"I've seen that sort of thing happen to cities before," Cashel said. "I'll watch it again if I have to, but only if I have to. And I figured we'd pretty much seen all we needed to see this time."
"Yes, we've seen enough," Rasile said, rubbing her ear against Cashel's palm. "We've seen things I never imagined to see, though he seems to have the Worm under control. He's not a wizard, you know, but he has a wizard aiding him. A wizard or worse."
"Master Cashel?" called an unfamiliar voice from the stairwell. Cashel hadn't barred the trap door giving onto the parapet, but the person speaking from the stairs didn't presume to lift the panel. "Prince Garric sends you his compliments and hopes you and Lady Rasile can join him for a council meeting at your earliest convenience."

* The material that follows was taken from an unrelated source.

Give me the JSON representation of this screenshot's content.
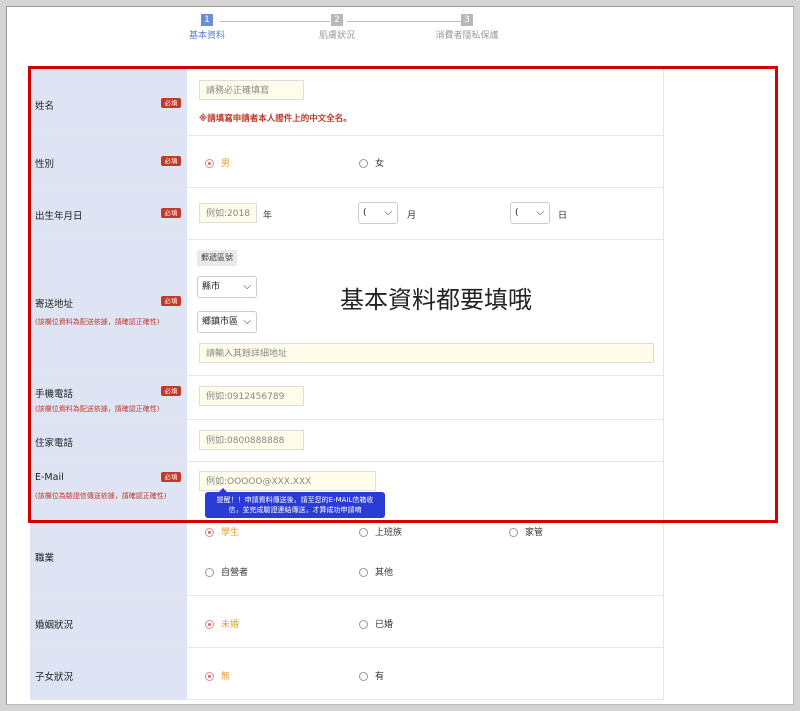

Rasile gathered her limbs under her with a smooth motion, but she didn't try to stand. Cashel glanced at her, then shifted to open the door with the left hand which the wizard no longer needed. The quarterstaff was in his right, and he wasn't in any mood to put it down after the scene he'd just watched.
"We'll come as quick as we can," he said to the messenger.
"Cashel, I will not be able to walk for a time, I'm afraid," Rasile said; she gave a little growl of frustration deep in her throat. She still hadn't tried to get up.
"Shall I call for a carriage, master?" the messenger said. He was one of the fellows Liane kept around her, not exactly palace staff.
"It wouldn't do any good, but thanks," Cashel said. "Horses don't, ah, like the smell of catmen. I'll carry her myself when she's ready to go."
Rasile started to rise. Cashel had been squatting. He set his left arm under her thighs and scooped her up instead of simply helping her.
"Can you do that, master?" the messenger said. "It's a mile to the palace, you know."
"It's no trouble," said Cashel, grinning in a mixture of confidence and quiet pride.
It wouldn't be hard at all. The Coerli were lighter built than people, and Rasile was frail even of her own kind.
Besides, it made him feel good. Cashel or-Kenset didn't have any proper place in the council of smart, educated people, but he could look out for things. Since there weren't any sheep around, he'd look out for a Corl wizard.